Columbia River Basin water supply forecast by monitoring station
Source: U.S. Energy Information Administration, based on National Oceanic and Atmospheric Administration, Northwest River Forecast Center

On June 4, the National Oceanic and Atmospheric Administration’s Northwest River Forecast Center (NWRFC) released its final Pacific Northwest water supply projection for the 2020 water year, which runs from October 2019 to September 2020. The forecast shows above-average water supply in the northern half of the Columbia River Basin and below-average supply in the southern half, the opposite of last year’s forecast. The below-average supply in the southern half could reduce electricity available from hydropower in the lower Columbia River Basin this summer.

More than one-third of the nation’s hydroelectric capacity is located in the Pacific Northwest. Grand Coulee, the largest hydropower facility in both the Columbia River Basin and the United States, generates enough electricity to power 4.2 million households. Because of hydropower’s significance and variability, the water supply forecasts for this region are closely monitored. Changes in water supply, and subsequently hydroelectric generation, in the Pacific Northwest can have implications for the use of other electricity-generating fuels in the region and electricity trade with neighboring areas.

Snowpack and seasonal precipitation levels are the main factors in the water supply forecast. Snowpack, or accumulated winter snowfall, can indicate how much water will be available to power hydroelectric generators throughout the year as meltwater flows through the river basins.

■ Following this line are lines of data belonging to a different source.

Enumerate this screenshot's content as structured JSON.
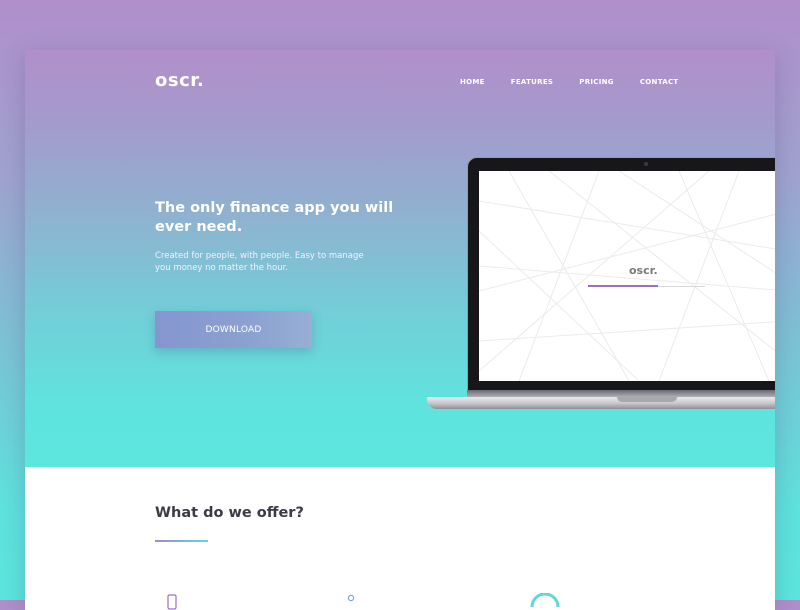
{
  "brand": {
    "logo_text": "oscr."
  },
  "nav": {
    "items": [
      "HOME",
      "FEATURES",
      "PRICING",
      "CONTACT"
    ]
  },
  "hero": {
    "headline": "The only finance app you will ever need.",
    "subtext": "Created for people, with people. Easy to manage you money no matter the hour.",
    "cta_label": "DOWNLOAD"
  },
  "device_screen": {
    "logo_text": "oscr."
  },
  "offer": {
    "title": "What do we offer?"
  },
  "colors": {
    "gradient_top": "#b08fcb",
    "gradient_bottom": "#5ce6de",
    "accent_purple": "#9c6fc7",
    "accent_teal": "#5fd8dc",
    "button": "#8596cf"
  },
  "icons": [
    "phone-icon",
    "user-icon",
    "chart-icon"
  ]
}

In addition to precipitation and winter temperatures, soil moisture in the months preceding snowfall contributes to water supply. In September 2019, the month preceding the start of the 2020 water year, the majority of reporting stations in the Columbia River Basin recorded precipitation levels at more than 130% higher than the 30-year normal. The wet September drove up soil moisture levels, contributing to the preservation of the region’s snowpack in the following months.

Columbia River Basin precipitation

Seasonal precipitation levels drive the NWRFC forecast. To date, seasonal precipitation in the northern half of the Columbia River Basin is approaching near-normal levels, following strong storms at the beginning of the year. In January, atmospheric rivers, which are long, narrow bands in the sky that move large amounts of water vapor, drenched parts of the northern Columbia River Basin with rain and snow, which increased water supply.

Conversely, the southern half of the Columbia River Basin is experiencing below-normal seasonal precipitation levels, and most of the reporting stations in Oregon were lower than 70% of normal. These differences in seasonal precipitation are reflected in the regional differences in the water supply forecast for April through September.

The Dalles Dam is a run-of-river hydroelectric plant located near the mouth of the Columbia River. Because of its location, hydro operators consider water flow at The Dalles an indicator for the entire upstream Columbia River system. Although water flow at The Dalles is often used to represent water supply in the basin as a whole, it does not capture regional variation in water supply across the basin. As of June 4, the NWRFC projects The Dalles Dam water supply forecast for April through September to be 100.1 million acre-feet, approximately 8% higher than the 30-year normal (1981–2010).

Because water supply and the subsequent hydroelectric generation can vary widely from year to year, water supply forecasts are closely monitored and used as inputs to the U.S. Energy Information Administration’s Short-Term Energy Outlook (STEO). The July 2020 STEO forecasts that hydroelectric generators will provide 285 million megawatthours in 2020. About half of that total comes from hydro plants in the Northwest. Overall, hydroelectricity is expected to account for 8% of U.S. electricity generation in 2020.

monthly hydropower electricity generation by region
Source: U.S. Energy Information Administration, Short-Term Energy Outlook, June 2020

Principal contributor: Michelle Bowman